[accordion-item title=”About BDD”]Body Dysmorphic Disorder (BDD) is characterised by a preoccupation with one or more perceived defects or flaws in one’s appearance, which is unnoticeable to others or only slightly noticeable. Sometimes the flaw is noticeable but is normal (e.g. male pattern baldness) or is not as important as the sufferer believes. Sufferers experience an excessive self-consciousness and often feel as if the flaw defines their identity. They tend to repeatedly check on how bad their flaw is (for example in mirrors and reflective surfaces); or make attempts to camouflage or alter the perceived defect, or to avoid public or social situations or triggers that increase distress. In addition, the symptoms cause significant distress or handicap in one’s life. There is an increased risk of suicide and attempted suicide. They may at times be housebound and much needless cosmetic or dermatological treamtents. The older term for BDD is “dysmorphophobia”, which is sometimes still used. The media sometimes refer to BDD as “Imagined Ugliness Syndrome”. This isn’t particularly helpful as the ugliness is very real to the individual concerned. [/accordion-item]

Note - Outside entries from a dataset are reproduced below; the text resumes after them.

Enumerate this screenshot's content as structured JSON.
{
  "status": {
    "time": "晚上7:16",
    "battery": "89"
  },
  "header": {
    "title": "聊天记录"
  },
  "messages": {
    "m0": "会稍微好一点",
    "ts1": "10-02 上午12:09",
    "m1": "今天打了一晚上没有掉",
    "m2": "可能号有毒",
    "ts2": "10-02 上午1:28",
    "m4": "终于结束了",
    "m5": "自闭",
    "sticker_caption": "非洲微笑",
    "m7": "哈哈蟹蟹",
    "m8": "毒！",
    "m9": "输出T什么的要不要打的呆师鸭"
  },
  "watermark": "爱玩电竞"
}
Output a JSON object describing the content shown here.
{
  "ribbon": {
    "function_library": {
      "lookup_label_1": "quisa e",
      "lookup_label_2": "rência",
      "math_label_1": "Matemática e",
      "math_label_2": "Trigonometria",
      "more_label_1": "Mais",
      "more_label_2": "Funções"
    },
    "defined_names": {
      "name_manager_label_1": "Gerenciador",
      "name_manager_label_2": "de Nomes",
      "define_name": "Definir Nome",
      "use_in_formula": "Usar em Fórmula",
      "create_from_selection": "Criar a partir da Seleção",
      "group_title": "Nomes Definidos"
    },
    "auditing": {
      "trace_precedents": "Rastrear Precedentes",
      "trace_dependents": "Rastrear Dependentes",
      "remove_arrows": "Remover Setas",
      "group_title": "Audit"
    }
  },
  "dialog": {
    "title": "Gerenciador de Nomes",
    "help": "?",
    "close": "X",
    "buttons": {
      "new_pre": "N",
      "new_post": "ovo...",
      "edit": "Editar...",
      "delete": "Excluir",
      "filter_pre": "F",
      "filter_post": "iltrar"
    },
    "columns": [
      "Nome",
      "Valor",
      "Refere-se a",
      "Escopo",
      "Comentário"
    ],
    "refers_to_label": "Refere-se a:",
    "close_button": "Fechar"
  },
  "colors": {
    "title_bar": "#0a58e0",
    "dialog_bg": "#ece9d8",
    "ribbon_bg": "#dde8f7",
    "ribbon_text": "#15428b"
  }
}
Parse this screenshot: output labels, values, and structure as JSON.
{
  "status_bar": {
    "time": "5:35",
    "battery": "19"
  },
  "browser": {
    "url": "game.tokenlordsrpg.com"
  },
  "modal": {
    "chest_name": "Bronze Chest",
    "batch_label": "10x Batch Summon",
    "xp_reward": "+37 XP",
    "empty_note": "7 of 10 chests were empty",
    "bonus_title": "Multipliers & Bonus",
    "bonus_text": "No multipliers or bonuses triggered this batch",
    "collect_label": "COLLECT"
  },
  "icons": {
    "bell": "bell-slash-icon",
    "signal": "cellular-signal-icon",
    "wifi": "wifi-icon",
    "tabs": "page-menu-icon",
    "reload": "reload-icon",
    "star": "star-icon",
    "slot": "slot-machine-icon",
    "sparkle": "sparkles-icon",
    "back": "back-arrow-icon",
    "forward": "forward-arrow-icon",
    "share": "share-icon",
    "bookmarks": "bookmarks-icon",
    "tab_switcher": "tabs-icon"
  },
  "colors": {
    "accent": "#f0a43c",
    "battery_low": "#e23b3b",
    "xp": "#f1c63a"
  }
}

[accordion-item title=”What if I have a “real” defect?”]This is the crux of the matter in BDD.BDD is a body image problem and if you have a “real” defect that others can easily notice, then you cannot have a diagnosis of BDD. Some sufferers will acknowledge that they may be blowing things out of proportion. Others are very firmly convinced about the nature of their defect that they do not believe a family member or friend or health professional who try to reassure them that their flaw is not noticeable or not important. Whatever the degree of insight into their condition, sufferers have often been told that they look “normal” many times. Sufferers may also have been teased or bullied in the past about their appearance (e.g. acne, “bat ears”) or competence but their appearance may have since changed.[/accordion-item]
[accordion-item title=”When does a concern with one’s appearance become BDD?”]Many people are concerned to a greater or lesser degree with some aspect of their appearance but to obtain a diagnosis of BDD, the preoccupation must cause significant distress or handicap in at least one area of one’s life. For example, someone with BDD might avoid certain social and public situations to prevent themselves from feeling uncomfortable and worrying that people are rating them negatively. Alternatively a person may enter such situations but remain very self-conscious. He or she may camouflage themselves excessively to hide their perceived defect by using heavy make up, brushing their hair in a particular way, changing their posture, or wearing heavy clothes. They may spend several hours a day thinking about their perceived defect and asking themselves questions that cannot be answered (for example, ”Why was I born this way?” “If only my nose was straighter and smaller”) They may feel compelled to repeat frequently certain time consuming behaviours such as:
- Checking their appearance in a mirror or reflective surface
- Checking by feeling one’s skin with one’s fingers
- Cutting or combing their hair to make it “just so”.
- Picking their skin to make it smooth.
- Comparing themselves against models in magazines or people in the street
- Discuss one’s appearance with others
- Camouflaging one’s appearance [/accordion-item]